◆ Work order
Look through the records and report how many lines include the word "NUMBER", with no other words.

◆ Dataset records
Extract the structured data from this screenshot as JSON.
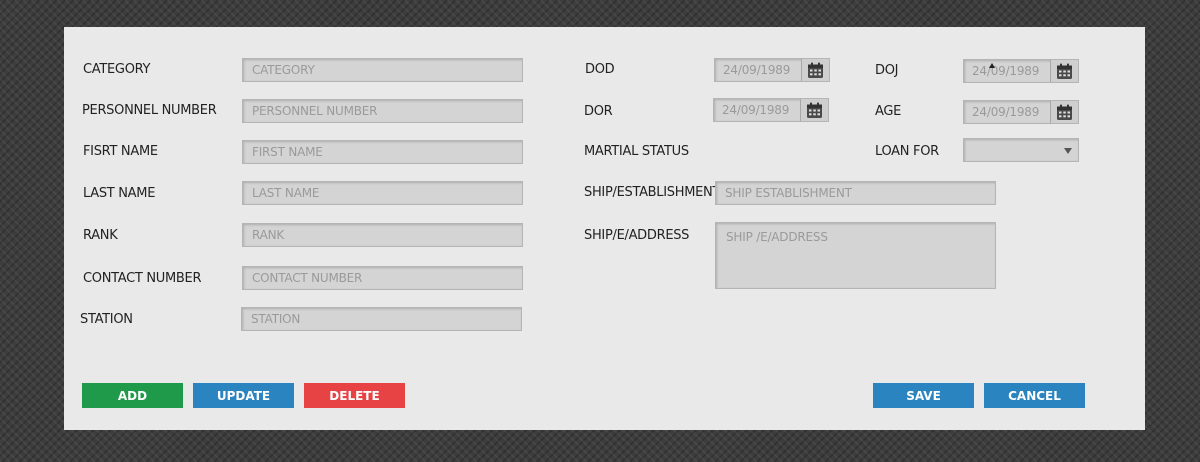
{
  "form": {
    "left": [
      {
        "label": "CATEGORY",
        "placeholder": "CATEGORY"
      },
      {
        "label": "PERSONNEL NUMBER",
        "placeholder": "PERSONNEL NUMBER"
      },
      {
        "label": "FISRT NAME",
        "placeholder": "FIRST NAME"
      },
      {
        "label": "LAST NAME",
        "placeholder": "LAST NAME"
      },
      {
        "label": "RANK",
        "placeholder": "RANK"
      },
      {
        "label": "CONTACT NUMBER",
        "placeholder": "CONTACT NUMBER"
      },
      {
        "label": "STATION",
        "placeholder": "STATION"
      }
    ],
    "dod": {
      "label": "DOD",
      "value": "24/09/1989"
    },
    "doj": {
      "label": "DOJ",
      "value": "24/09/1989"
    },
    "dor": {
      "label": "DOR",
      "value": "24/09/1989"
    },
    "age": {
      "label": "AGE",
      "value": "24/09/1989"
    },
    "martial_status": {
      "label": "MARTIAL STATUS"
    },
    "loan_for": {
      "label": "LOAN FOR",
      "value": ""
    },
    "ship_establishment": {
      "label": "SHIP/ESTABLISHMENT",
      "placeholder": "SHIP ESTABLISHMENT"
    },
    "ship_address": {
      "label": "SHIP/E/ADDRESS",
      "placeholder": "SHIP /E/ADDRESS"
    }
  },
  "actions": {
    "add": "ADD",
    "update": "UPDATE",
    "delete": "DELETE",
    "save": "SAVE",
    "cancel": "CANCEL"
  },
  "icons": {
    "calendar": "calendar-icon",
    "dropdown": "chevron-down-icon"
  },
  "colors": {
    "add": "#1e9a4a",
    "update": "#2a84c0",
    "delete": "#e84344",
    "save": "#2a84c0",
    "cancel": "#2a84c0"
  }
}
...
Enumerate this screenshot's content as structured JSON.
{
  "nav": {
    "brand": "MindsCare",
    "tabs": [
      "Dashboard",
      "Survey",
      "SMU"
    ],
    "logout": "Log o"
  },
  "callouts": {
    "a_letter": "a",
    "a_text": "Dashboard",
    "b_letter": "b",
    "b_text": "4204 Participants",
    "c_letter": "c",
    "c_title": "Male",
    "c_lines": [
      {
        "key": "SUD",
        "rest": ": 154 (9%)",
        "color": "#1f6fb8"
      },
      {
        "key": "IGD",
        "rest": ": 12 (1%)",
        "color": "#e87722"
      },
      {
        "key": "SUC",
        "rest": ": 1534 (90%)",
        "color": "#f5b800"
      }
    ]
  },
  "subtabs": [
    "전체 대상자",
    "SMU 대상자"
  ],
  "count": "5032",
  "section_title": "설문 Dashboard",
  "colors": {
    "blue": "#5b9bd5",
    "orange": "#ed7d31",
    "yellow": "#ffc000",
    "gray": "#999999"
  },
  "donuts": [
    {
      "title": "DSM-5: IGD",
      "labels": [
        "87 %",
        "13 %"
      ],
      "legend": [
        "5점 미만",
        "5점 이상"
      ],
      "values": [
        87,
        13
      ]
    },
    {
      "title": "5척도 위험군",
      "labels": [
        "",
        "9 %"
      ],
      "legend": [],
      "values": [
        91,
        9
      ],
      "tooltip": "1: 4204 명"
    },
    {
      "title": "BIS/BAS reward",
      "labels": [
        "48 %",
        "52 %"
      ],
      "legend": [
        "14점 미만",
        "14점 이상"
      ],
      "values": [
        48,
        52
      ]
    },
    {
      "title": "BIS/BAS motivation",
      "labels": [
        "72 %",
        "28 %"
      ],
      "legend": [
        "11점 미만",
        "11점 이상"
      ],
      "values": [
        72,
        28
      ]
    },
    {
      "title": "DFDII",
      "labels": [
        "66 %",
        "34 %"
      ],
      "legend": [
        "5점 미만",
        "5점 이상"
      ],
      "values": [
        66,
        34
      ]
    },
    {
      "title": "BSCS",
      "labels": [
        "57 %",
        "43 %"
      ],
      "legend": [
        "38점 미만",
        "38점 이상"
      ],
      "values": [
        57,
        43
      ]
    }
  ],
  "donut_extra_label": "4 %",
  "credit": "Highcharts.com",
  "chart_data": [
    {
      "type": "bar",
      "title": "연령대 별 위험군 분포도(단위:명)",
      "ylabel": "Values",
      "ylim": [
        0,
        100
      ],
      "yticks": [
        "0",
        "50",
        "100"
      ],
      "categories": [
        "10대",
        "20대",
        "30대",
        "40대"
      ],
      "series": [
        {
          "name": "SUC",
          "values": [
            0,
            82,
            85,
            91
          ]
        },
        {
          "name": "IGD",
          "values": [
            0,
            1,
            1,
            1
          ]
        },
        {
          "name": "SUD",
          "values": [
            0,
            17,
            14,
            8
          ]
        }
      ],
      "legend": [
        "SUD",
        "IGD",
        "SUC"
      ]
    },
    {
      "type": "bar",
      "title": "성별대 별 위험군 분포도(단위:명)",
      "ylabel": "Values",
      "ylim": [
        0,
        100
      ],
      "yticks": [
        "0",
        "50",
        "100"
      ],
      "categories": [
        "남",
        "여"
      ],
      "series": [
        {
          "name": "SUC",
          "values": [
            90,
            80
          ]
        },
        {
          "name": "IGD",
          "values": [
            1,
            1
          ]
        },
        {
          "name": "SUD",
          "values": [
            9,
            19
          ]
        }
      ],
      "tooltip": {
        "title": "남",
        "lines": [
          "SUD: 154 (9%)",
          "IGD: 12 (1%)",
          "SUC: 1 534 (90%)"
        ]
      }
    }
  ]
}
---
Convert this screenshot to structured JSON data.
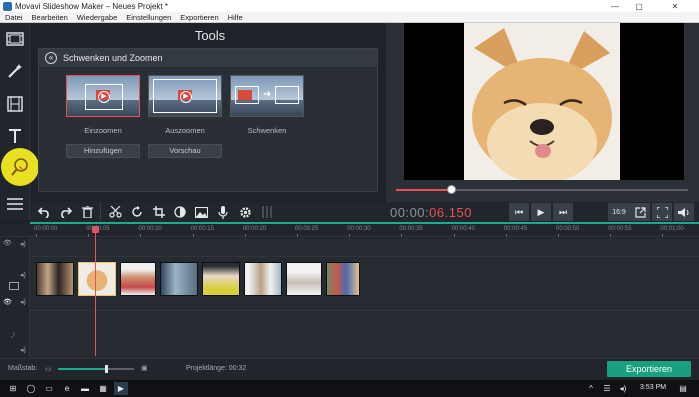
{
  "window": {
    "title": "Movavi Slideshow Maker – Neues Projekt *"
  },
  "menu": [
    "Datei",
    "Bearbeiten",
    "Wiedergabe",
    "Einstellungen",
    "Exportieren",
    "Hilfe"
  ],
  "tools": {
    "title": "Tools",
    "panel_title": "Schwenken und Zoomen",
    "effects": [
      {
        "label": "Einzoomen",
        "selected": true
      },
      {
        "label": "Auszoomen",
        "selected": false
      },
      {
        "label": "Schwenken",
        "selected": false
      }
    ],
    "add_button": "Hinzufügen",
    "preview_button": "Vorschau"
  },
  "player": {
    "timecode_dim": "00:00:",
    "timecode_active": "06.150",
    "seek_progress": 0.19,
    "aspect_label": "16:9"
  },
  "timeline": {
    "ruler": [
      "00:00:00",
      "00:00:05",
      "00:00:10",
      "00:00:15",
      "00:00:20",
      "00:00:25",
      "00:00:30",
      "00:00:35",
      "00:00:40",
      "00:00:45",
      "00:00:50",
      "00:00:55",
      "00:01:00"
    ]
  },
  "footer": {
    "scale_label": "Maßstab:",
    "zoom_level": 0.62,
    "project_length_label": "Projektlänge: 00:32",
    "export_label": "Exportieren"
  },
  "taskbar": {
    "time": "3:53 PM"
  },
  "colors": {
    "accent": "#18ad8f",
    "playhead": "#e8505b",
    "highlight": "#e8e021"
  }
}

◆ Result below
4